|Courtesy McCormick Theological Seminary
In February 2017, Frank M. Yamada was named executive director of the Association of Theological Schools (ATS), the accrediting and leadership development organization that includes more than 270 seminaries and theological schools in the United States and Canada.
Since 2011, Yamada has been president of McCormick Theological Seminary, a seminary of the Presbyterian Church (USA) in Chicago. He will step down from McCormick’s leadership on June 30 and will take up his new duties at ATS on July 1.
Yamada has been on the board of directors of the In Trust Center for Theological Schools for the past year. Since many of In Trust’s readers serve on boards of theological schools, we asked him to tell us about his relationship as a seminary president with his school’s board of trustees, as well as his thoughts on what the board members of theological schools across the United States and Canada should look for in the future.
Q Tell us about your board at McCormick. What are your current board’s strengths?
A The board at McCormick Theological Seminary has 39 members in three classes of 13 each, and they meet three times a year. Our board is one of the few that I have seen that has two students and two faculty representatives, all with both voice and vote. The nominating committee carefully assesses the skill sets and strengths that trustees bring to McCormick and makes recommendations to the full board about what type of expertise the school needs going forward. Our current board has a diverse range of gifts and includes professionals in investment and finance, fundraising, human resources, and higher education.
Q How often do you meet with your board chair?
A The Rev. Dr. Deborah Block, the chair, knows McCormick not only as a trustee, but also as an alumna and former faculty member. Beyond formal meetings of the board and executive committee (three for each), she and I communicate regularly about once every week or two.
Our relationship is collegial and also serves a coordinating function for the school. I appreciate her pastoral care for me and her wisdom about the seminary’s history and dynamics. I, in turn, help her see the day-to-day operations of the school in relation to strategy and institutional assessment so that she has the information to lead her trustee colleagues.
Q What should seminary board members and other seminary leaders be concerned about in 2017?
A Daniel O. Aleshire, the current executive director of ATS, has named many of the concerns and challenges that theological schools are facing. They include:
To this list, I would add that seminary boards are increasingly asked to engage in institutional partnership conversations, including mergers, shared services, shared campuses, and more. We are likely to see an increase in this type of activity in the next several years.
Q What high-level issues should boards keep their eyes on?
A There is no easy, one-size-fits-all solution to the futures that theological schools must envision for themselves. ATS’s Educational Models and Practices project, funded through a grant from Lilly Endowment Inc., is helping us to see the many creative ways that theological schools are adapting to today’s challenges and opportunities. One of the things that we have learned is that while there are different approaches, each school’s engagement with its context is creative and a unique expression of the school’s mission.

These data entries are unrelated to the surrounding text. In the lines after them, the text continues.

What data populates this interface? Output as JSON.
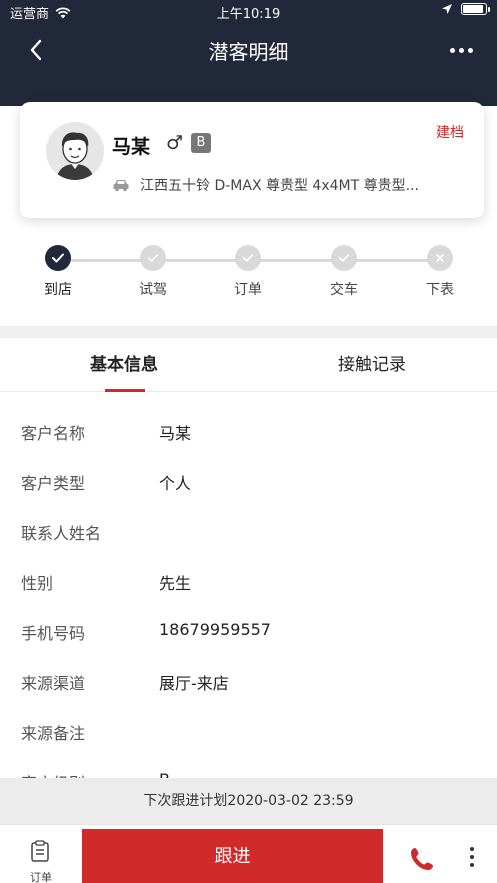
{
  "status_bar": {
    "carrier": "运营商",
    "time": "上午10:19",
    "icons": [
      "wifi-icon",
      "location-arrow-icon",
      "battery-icon"
    ],
    "battery_level": 0.9
  },
  "nav": {
    "title": "潜客明细",
    "back_icon": "chevron-left-icon",
    "more_icon": "more-horizontal-icon"
  },
  "customer_card": {
    "name": "马某",
    "gender_symbol": "♂",
    "level": "B",
    "action_label": "建档",
    "car_model": "江西五十铃 D-MAX 尊贵型 4x4MT 尊贵型...",
    "avatar_icon": "avatar-icon",
    "car_icon": "car-icon"
  },
  "progress_steps": [
    {
      "label": "到店",
      "status": "done"
    },
    {
      "label": "试驾",
      "status": "pending"
    },
    {
      "label": "订单",
      "status": "pending"
    },
    {
      "label": "交车",
      "status": "pending"
    },
    {
      "label": "下表",
      "status": "cancel"
    }
  ],
  "tabs": [
    {
      "label": "基本信息",
      "active": true
    },
    {
      "label": "接触记录",
      "active": false
    }
  ],
  "fields": [
    {
      "label": "客户名称",
      "value": "马某"
    },
    {
      "label": "客户类型",
      "value": "个人"
    },
    {
      "label": "联系人姓名",
      "value": ""
    },
    {
      "label": "性别",
      "value": "先生"
    },
    {
      "label": "手机号码",
      "value": "18679959557"
    },
    {
      "label": "来源渠道",
      "value": "展厅-来店"
    },
    {
      "label": "来源备注",
      "value": ""
    },
    {
      "label": "客户级别",
      "value": "B"
    }
  ],
  "plan_bar": {
    "text": "下次跟进计划2020-03-02 23:59"
  },
  "bottom_bar": {
    "order_label": "订单",
    "follow_label": "跟进",
    "order_icon": "clipboard-icon",
    "phone_icon": "phone-icon",
    "more_icon": "more-vertical-icon"
  },
  "colors": {
    "header_bg": "#20283a",
    "accent_red": "#d12a2a",
    "step_done": "#20283a",
    "step_pending": "#d9d9d9"
  }
}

There are a couple of things that board members (and other leaders) can take away from projects like this. First, there is an opportunity to become more knowledgeable about the particular challenges that your school faces. For example, the issues confronting endowment-driven schools like McCormick are very different from those facing seminaries that rely heavily upon tuition, and embedded schools face very different issues than independent schools. Seminaries with commuter populations must think differently about curriculum delivery than those committed to residential education.
Second, we can learn what other schools are doing to address similar challenges. For example, ATS’s Lilly Endowment–funded initiative addressing the economic well-being of future ministers is an important window into what schools are doing to help students with financial literacy and indebtedness. Initiatives like these are important frames through which board members can learn how schools are adapting to current realities in theological education.
Q Do you have hopeful or sobering thoughts about the future of the church?
A Our seminaries have a long history of being both adaptable and resilient. I currently serve at a school that has trained leaders for the changing church for more than 187 years. A lot has happened in that time! Theological schools, like the church, have transformed over the centuries to address social, theological, and political realities that previous generations could not have imagined. So, while the current shape of those issues — finances, enrollments, innovative models, and student diversity — is a reflection of our present moment, the longer narrative of our seminaries’ adaptability and ability to persevere will most certainly continue.
Seminaries, like the church, figure out ways to adapt to the pressing needs of the moment in order to fulfill their mission. The biblical narrative is witness to the ways in which the people of God are always changing to address more faithfully the call of God in their lives. Our hope is not grounded in our own ingenuity, though the genius of our schools is a constant source of inspiration to me. Our future belongs to God and the way that God remains with us in this process of transformation to the benefit of the church and world.